§ PROMPT: Print the whole listing, unchanged.

§ THE DATA:

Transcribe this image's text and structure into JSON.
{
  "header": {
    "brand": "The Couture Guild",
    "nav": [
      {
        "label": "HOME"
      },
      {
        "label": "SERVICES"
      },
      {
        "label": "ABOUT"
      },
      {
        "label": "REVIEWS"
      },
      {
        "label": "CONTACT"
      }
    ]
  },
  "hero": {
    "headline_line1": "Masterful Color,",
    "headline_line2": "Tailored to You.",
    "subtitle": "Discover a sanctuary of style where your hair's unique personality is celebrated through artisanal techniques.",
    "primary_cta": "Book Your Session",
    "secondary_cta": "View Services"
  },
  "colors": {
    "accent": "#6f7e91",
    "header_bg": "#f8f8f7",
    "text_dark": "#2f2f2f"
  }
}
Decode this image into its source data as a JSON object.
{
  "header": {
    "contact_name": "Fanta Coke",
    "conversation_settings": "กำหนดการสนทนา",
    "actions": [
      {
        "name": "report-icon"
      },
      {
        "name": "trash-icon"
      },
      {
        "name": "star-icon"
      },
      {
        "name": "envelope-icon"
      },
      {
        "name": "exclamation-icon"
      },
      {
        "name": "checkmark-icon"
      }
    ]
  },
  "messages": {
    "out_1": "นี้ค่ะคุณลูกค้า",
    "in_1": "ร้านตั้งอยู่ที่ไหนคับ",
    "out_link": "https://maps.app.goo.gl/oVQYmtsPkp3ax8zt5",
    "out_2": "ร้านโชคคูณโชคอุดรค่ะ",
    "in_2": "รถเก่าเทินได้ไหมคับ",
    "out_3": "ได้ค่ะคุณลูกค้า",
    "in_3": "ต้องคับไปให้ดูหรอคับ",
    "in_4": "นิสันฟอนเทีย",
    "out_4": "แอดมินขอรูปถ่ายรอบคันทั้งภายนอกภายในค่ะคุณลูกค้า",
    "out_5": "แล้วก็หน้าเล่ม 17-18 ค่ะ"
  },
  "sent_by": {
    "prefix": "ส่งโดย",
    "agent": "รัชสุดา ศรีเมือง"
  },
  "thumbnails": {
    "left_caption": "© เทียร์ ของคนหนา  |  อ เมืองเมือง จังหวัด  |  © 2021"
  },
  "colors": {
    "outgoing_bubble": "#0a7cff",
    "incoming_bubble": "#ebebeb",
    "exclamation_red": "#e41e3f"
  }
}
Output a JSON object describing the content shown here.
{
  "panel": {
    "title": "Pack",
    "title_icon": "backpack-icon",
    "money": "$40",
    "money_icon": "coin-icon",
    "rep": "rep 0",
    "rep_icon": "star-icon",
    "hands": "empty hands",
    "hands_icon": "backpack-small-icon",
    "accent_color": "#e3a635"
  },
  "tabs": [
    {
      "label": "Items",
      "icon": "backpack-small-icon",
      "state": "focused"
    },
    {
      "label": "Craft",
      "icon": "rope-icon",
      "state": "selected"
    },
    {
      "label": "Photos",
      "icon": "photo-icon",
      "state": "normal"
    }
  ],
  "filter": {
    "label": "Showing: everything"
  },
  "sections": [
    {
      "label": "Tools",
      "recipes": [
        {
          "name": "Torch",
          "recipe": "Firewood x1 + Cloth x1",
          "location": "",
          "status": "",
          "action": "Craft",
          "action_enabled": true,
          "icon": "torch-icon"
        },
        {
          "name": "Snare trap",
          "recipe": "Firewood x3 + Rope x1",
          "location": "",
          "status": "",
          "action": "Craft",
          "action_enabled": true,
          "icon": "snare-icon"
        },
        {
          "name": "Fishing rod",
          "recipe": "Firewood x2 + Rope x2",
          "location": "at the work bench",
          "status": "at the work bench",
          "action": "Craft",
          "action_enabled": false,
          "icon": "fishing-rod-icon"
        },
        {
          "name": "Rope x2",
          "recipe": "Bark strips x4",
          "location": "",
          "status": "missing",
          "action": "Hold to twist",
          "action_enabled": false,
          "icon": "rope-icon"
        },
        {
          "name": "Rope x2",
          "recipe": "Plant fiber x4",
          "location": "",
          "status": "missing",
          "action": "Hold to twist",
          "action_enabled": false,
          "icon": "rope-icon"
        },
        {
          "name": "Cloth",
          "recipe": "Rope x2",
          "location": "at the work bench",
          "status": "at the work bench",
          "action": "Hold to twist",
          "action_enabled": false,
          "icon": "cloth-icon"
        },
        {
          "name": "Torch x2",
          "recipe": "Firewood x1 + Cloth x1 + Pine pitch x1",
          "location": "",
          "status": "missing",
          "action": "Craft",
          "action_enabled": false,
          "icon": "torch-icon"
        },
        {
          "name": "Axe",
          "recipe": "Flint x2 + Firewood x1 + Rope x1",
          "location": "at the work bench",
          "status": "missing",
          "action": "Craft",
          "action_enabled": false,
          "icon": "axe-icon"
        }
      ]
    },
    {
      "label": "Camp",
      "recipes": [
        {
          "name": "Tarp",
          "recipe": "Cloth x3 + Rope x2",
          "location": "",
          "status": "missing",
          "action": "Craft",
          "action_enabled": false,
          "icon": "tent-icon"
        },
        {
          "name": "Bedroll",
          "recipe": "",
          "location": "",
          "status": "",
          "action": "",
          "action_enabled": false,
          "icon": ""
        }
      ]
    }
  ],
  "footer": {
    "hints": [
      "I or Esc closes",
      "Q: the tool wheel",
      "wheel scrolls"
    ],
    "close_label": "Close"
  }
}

§ RESULT OF THIS EXERCISE:
Transcribe this image's text and structure into JSON.
{
  "header": {
    "brand": "The Couture Guild",
    "nav": [
      {
        "label": "HOME"
      },
      {
        "label": "SERVICES"
      },
      {
        "label": "ABOUT"
      },
      {
        "label": "REVIEWS"
      },
      {
        "label": "CONTACT"
      }
    ]
  },
  "hero": {
    "headline_line1": "Masterful Color,",
    "headline_line2": "Tailored to You.",
    "subtitle": "Discover a sanctuary of style where your hair's unique personality is celebrated through artisanal techniques.",
    "primary_cta": "Book Your Session",
    "secondary_cta": "View Services"
  },
  "colors": {
    "accent": "#6f7e91",
    "header_bg": "#f8f8f7",
    "text_dark": "#2f2f2f"
  }
}
Decode this image into its source data as a JSON object.
{
  "header": {
    "contact_name": "Fanta Coke",
    "conversation_settings": "กำหนดการสนทนา",
    "actions": [
      {
        "name": "report-icon"
      },
      {
        "name": "trash-icon"
      },
      {
        "name": "star-icon"
      },
      {
        "name": "envelope-icon"
      },
      {
        "name": "exclamation-icon"
      },
      {
        "name": "checkmark-icon"
      }
    ]
  },
  "messages": {
    "out_1": "นี้ค่ะคุณลูกค้า",
    "in_1": "ร้านตั้งอยู่ที่ไหนคับ",
    "out_link": "https://maps.app.goo.gl/oVQYmtsPkp3ax8zt5",
    "out_2": "ร้านโชคคูณโชคอุดรค่ะ",
    "in_2": "รถเก่าเทินได้ไหมคับ",
    "out_3": "ได้ค่ะคุณลูกค้า",
    "in_3": "ต้องคับไปให้ดูหรอคับ",
    "in_4": "นิสันฟอนเทีย",
    "out_4": "แอดมินขอรูปถ่ายรอบคันทั้งภายนอกภายในค่ะคุณลูกค้า",
    "out_5": "แล้วก็หน้าเล่ม 17-18 ค่ะ"
  },
  "sent_by": {
    "prefix": "ส่งโดย",
    "agent": "รัชสุดา ศรีเมือง"
  },
  "thumbnails": {
    "left_caption": "© เทียร์ ของคนหนา  |  อ เมืองเมือง จังหวัด  |  © 2021"
  },
  "colors": {
    "outgoing_bubble": "#0a7cff",
    "incoming_bubble": "#ebebeb",
    "exclamation_red": "#e41e3f"
  }
}
Output a JSON object describing the content shown here.
{
  "panel": {
    "title": "Pack",
    "title_icon": "backpack-icon",
    "money": "$40",
    "money_icon": "coin-icon",
    "rep": "rep 0",
    "rep_icon": "star-icon",
    "hands": "empty hands",
    "hands_icon": "backpack-small-icon",
    "accent_color": "#e3a635"
  },
  "tabs": [
    {
      "label": "Items",
      "icon": "backpack-small-icon",
      "state": "focused"
    },
    {
      "label": "Craft",
      "icon": "rope-icon",
      "state": "selected"
    },
    {
      "label": "Photos",
      "icon": "photo-icon",
      "state": "normal"
    }
  ],
  "filter": {
    "label": "Showing: everything"
  },
  "sections": [
    {
      "label": "Tools",
      "recipes": [
        {
          "name": "Torch",
          "recipe": "Firewood x1 + Cloth x1",
          "location": "",
          "status": "",
          "action": "Craft",
          "action_enabled": true,
          "icon": "torch-icon"
        },
        {
          "name": "Snare trap",
          "recipe": "Firewood x3 + Rope x1",
          "location": "",
          "status": "",
          "action": "Craft",
          "action_enabled": true,
          "icon": "snare-icon"
        },
        {
          "name": "Fishing rod",
          "recipe": "Firewood x2 + Rope x2",
          "location": "at the work bench",
          "status": "at the work bench",
          "action": "Craft",
          "action_enabled": false,
          "icon": "fishing-rod-icon"
        },
        {
          "name": "Rope x2",
          "recipe": "Bark strips x4",
          "location": "",
          "status": "missing",
          "action": "Hold to twist",
          "action_enabled": false,
          "icon": "rope-icon"
        },
        {
          "name": "Rope x2",
          "recipe": "Plant fiber x4",
          "location": "",
          "status": "missing",
          "action": "Hold to twist",
          "action_enabled": false,
          "icon": "rope-icon"
        },
        {
          "name": "Cloth",
          "recipe": "Rope x2",
          "location": "at the work bench",
          "status": "at the work bench",
          "action": "Hold to twist",
          "action_enabled": false,
          "icon": "cloth-icon"
        },
        {
          "name": "Torch x2",
          "recipe": "Firewood x1 + Cloth x1 + Pine pitch x1",
          "location": "",
          "status": "missing",
          "action": "Craft",
          "action_enabled": false,
          "icon": "torch-icon"
        },
        {
          "name": "Axe",
          "recipe": "Flint x2 + Firewood x1 + Rope x1",
          "location": "at the work bench",
          "status": "missing",
          "action": "Craft",
          "action_enabled": false,
          "icon": "axe-icon"
        }
      ]
    },
    {
      "label": "Camp",
      "recipes": [
        {
          "name": "Tarp",
          "recipe": "Cloth x3 + Rope x2",
          "location": "",
          "status": "missing",
          "action": "Craft",
          "action_enabled": false,
          "icon": "tent-icon"
        },
        {
          "name": "Bedroll",
          "recipe": "",
          "location": "",
          "status": "",
          "action": "",
          "action_enabled": false,
          "icon": ""
        }
      ]
    }
  ],
  "footer": {
    "hints": [
      "I or Esc closes",
      "Q: the tool wheel",
      "wheel scrolls"
    ],
    "close_label": "Close"
  }
}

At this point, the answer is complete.